=== Activity ===
How many lines in the data below have the string "error"? Reply with the number alone.

(Extracted data entries)
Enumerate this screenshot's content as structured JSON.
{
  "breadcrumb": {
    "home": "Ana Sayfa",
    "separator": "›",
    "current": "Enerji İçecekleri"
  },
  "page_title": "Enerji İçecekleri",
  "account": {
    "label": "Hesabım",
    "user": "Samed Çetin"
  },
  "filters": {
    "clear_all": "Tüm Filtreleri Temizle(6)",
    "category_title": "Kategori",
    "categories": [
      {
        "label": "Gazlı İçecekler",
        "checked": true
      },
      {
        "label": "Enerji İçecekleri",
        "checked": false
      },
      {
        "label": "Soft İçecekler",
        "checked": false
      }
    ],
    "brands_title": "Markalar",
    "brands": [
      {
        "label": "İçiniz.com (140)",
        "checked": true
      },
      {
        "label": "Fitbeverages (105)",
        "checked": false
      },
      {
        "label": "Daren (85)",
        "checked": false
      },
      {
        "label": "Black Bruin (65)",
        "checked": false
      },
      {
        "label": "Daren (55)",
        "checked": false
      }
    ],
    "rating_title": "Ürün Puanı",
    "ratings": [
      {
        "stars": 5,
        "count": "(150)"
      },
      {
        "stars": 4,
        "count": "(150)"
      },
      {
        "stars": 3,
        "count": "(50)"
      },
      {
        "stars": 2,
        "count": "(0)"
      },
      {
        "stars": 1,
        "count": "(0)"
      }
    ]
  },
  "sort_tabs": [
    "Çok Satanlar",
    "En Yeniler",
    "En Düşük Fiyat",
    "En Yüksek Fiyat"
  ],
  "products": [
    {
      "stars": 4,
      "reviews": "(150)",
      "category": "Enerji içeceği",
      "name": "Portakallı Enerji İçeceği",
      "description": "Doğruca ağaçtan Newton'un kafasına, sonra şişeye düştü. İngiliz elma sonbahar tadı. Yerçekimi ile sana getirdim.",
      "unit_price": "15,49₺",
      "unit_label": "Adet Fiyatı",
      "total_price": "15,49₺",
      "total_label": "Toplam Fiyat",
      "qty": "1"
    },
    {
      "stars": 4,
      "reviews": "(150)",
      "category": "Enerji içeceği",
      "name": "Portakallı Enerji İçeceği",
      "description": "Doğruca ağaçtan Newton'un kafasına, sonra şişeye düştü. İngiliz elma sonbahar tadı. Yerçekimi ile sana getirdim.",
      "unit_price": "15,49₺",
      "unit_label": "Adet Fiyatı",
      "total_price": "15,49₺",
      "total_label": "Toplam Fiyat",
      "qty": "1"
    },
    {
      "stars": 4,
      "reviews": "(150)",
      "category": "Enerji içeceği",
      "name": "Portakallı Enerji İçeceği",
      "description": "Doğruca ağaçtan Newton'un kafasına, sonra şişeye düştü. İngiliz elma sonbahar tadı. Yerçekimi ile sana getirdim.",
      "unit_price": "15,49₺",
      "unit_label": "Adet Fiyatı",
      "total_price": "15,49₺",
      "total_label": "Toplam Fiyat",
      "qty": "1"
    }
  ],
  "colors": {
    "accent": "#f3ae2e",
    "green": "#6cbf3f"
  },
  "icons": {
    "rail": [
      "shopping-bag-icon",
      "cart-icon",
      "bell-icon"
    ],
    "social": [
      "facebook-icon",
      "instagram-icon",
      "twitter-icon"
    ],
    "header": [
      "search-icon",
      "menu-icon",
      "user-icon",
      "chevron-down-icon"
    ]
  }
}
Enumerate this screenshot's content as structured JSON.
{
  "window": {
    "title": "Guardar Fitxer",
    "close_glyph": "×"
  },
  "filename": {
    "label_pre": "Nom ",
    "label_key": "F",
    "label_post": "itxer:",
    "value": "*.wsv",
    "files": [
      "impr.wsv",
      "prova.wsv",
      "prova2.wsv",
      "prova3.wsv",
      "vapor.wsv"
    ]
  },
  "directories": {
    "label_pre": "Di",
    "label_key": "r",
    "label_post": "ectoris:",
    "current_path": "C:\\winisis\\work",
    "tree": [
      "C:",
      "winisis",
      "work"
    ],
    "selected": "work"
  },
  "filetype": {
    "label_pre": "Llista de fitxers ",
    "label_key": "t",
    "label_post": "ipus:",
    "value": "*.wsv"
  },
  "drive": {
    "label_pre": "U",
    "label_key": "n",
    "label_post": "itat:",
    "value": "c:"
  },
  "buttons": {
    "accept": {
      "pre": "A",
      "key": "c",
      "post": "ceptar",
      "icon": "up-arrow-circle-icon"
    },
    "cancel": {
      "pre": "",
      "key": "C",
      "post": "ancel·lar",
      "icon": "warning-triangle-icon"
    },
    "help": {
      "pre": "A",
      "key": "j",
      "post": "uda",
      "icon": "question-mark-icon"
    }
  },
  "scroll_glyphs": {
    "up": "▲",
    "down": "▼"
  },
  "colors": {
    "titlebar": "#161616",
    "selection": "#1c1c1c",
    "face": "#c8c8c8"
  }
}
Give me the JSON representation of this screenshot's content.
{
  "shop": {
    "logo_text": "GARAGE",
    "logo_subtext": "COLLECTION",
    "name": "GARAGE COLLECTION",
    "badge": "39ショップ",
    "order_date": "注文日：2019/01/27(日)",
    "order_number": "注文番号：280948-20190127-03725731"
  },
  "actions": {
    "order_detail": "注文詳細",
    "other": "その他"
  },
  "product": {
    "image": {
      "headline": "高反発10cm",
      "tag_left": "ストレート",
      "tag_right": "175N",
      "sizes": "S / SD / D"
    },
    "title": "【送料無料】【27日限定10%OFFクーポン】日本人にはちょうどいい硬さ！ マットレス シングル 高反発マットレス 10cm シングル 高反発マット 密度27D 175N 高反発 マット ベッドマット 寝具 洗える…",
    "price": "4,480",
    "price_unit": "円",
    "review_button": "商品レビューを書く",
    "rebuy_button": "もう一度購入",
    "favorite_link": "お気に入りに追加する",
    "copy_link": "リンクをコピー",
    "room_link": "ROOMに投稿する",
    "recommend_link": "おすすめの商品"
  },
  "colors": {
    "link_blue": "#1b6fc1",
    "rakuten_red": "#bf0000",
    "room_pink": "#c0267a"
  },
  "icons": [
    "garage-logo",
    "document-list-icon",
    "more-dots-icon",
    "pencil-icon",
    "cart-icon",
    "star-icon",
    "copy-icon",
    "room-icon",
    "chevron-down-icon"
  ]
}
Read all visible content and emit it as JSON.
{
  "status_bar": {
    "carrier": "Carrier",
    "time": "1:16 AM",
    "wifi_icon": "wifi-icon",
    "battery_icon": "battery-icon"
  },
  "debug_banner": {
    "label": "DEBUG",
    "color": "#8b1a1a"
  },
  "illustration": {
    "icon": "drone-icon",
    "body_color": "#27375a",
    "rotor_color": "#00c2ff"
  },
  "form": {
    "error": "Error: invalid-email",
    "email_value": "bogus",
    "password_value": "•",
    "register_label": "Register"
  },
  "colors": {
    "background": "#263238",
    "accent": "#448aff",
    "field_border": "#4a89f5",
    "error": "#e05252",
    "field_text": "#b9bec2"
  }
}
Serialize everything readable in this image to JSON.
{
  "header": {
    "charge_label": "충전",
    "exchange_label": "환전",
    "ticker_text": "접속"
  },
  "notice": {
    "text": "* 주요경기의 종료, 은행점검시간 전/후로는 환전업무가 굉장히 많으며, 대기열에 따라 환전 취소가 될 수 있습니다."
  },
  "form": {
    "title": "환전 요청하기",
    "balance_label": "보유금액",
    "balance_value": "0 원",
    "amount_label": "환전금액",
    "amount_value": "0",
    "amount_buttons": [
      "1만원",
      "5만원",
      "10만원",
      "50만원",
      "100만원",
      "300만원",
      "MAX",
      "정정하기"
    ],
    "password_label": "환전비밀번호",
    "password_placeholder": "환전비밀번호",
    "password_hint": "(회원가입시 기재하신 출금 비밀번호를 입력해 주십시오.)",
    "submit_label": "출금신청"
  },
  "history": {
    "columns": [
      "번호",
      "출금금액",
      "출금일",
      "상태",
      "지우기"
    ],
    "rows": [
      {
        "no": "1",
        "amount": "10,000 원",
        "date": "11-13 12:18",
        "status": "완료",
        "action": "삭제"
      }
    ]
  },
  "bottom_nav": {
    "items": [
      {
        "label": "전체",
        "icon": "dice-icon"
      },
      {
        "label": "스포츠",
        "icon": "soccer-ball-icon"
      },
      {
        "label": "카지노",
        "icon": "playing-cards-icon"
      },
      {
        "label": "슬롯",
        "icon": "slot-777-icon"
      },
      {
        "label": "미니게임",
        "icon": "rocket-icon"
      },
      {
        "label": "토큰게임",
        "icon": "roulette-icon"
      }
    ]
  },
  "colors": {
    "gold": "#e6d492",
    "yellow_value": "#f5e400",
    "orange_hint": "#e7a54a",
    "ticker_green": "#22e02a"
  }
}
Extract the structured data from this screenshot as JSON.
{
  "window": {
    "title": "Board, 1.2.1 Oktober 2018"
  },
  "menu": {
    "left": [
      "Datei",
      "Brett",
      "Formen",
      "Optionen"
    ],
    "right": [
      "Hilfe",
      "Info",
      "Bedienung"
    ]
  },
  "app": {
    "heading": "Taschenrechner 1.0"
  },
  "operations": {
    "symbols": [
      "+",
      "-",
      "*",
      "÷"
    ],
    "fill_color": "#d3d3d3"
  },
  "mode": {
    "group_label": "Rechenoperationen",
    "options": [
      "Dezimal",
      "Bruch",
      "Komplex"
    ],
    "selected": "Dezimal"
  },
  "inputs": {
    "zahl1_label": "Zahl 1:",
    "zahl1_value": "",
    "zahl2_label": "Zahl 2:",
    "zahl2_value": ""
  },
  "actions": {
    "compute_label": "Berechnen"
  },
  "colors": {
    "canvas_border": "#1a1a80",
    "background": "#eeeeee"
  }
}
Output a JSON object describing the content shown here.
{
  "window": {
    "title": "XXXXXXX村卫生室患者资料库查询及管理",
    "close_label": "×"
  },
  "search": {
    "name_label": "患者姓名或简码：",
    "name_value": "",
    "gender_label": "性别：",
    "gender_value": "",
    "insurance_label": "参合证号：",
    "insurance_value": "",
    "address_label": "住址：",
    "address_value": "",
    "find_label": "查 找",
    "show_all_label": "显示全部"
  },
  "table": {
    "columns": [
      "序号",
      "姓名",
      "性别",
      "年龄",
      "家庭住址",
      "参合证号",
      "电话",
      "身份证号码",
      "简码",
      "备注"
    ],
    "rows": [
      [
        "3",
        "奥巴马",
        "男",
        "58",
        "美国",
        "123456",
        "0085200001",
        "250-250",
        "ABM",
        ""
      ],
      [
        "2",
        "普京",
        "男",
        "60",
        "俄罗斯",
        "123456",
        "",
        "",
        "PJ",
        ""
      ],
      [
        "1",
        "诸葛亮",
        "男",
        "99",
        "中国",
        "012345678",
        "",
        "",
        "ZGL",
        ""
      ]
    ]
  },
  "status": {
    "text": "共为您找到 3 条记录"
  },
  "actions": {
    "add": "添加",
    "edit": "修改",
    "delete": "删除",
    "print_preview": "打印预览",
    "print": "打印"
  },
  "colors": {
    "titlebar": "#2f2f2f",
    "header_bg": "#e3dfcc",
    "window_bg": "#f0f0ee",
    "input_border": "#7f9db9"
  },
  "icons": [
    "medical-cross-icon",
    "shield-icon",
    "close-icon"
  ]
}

=== Solution below ===
2